### [Activity]
In the entries below, tally the lines that contain the string "Excavationpro", then state that number alone.

= = =

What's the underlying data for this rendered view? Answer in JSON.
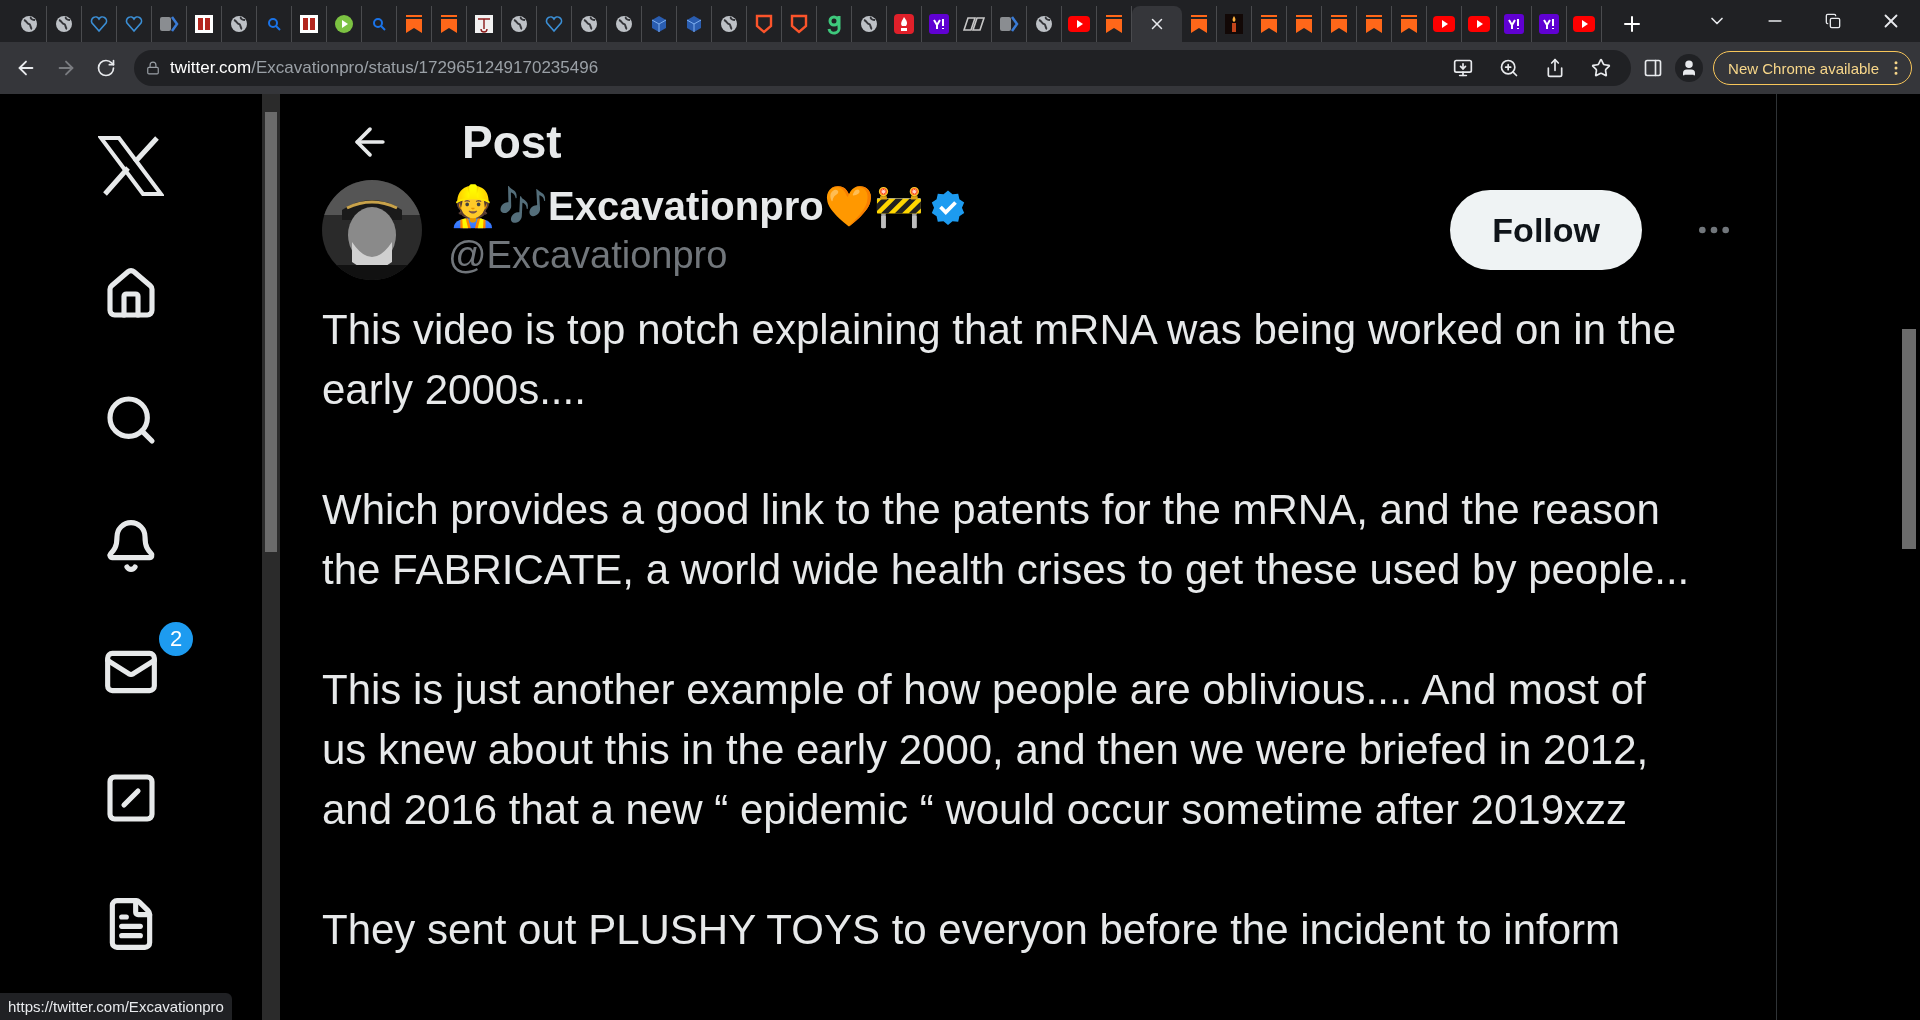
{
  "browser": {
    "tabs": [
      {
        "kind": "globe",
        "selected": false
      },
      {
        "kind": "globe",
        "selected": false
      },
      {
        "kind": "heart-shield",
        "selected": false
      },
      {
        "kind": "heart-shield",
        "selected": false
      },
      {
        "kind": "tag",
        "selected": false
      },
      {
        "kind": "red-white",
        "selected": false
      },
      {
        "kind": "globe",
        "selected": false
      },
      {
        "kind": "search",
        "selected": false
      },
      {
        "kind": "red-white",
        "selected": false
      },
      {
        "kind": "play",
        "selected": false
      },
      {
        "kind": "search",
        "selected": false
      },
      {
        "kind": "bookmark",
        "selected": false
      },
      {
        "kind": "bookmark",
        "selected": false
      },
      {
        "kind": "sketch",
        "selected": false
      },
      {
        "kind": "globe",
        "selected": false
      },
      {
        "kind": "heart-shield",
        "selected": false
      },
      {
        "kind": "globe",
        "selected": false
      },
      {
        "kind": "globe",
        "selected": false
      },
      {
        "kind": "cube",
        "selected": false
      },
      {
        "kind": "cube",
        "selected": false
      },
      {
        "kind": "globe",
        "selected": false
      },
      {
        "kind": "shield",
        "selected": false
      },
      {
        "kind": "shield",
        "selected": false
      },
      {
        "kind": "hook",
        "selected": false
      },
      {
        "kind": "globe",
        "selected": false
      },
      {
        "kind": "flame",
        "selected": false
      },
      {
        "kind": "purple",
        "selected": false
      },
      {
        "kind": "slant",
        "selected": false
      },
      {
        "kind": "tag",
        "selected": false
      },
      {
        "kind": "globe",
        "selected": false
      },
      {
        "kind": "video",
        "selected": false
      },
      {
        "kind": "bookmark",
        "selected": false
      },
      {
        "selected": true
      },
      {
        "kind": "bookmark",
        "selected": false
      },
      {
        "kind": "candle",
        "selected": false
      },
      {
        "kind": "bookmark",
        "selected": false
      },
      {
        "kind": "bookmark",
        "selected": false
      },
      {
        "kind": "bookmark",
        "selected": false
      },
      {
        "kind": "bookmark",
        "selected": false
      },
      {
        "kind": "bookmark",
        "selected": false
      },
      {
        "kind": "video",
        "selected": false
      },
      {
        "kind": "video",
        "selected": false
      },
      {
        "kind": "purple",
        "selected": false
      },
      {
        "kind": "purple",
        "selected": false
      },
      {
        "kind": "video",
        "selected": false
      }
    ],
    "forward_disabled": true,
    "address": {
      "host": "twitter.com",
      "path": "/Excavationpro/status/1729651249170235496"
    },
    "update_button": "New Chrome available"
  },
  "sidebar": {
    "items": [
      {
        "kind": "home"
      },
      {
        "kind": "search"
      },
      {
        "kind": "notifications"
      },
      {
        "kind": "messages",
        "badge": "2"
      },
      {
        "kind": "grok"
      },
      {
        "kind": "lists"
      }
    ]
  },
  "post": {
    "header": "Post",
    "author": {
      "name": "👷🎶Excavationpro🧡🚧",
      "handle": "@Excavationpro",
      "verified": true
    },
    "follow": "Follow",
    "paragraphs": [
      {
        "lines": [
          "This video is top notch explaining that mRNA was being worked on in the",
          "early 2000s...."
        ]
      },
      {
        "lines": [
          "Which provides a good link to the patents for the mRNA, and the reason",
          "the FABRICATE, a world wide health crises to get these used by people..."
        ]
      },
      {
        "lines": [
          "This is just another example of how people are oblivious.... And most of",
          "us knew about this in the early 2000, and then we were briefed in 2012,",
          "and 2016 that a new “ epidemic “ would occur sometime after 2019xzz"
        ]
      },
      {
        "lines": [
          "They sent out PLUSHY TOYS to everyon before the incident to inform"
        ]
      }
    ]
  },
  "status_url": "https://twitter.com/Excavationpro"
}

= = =

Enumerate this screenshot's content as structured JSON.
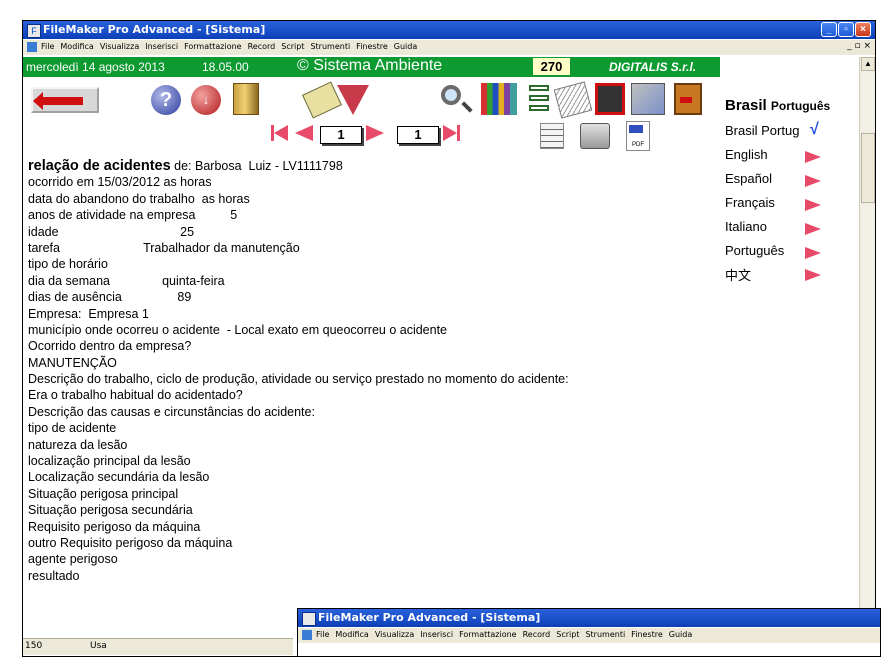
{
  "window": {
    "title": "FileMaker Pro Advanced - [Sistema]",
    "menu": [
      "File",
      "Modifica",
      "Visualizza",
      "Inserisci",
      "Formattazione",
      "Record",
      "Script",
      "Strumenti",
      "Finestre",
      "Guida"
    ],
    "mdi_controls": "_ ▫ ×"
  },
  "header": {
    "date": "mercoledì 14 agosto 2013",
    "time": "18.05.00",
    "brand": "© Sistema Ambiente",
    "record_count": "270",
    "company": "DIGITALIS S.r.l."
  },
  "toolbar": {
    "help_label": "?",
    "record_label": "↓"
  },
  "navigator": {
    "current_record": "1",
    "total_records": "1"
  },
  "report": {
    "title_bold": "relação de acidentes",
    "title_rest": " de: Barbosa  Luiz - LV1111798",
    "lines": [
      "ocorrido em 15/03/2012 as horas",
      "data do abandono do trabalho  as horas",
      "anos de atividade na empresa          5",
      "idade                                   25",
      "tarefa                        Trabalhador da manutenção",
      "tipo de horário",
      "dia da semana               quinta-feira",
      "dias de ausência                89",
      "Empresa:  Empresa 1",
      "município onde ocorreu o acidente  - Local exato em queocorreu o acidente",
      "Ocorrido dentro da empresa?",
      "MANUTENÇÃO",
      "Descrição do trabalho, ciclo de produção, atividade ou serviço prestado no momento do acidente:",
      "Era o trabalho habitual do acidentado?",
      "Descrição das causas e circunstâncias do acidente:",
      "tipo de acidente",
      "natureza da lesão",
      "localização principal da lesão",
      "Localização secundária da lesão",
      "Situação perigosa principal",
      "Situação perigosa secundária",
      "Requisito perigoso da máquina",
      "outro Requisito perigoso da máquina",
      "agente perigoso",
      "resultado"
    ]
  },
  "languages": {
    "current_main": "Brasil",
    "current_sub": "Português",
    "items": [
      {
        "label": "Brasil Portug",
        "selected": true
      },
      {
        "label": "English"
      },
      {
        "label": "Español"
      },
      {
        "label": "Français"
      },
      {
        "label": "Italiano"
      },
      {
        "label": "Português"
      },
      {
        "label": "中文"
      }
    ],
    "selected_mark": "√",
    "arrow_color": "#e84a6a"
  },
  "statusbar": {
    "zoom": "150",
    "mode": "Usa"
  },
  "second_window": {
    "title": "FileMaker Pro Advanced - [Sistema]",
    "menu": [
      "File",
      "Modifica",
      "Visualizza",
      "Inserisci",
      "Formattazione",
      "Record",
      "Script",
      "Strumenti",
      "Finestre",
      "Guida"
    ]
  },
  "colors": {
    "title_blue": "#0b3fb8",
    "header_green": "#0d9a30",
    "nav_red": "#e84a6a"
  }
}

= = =

### [Written response]
4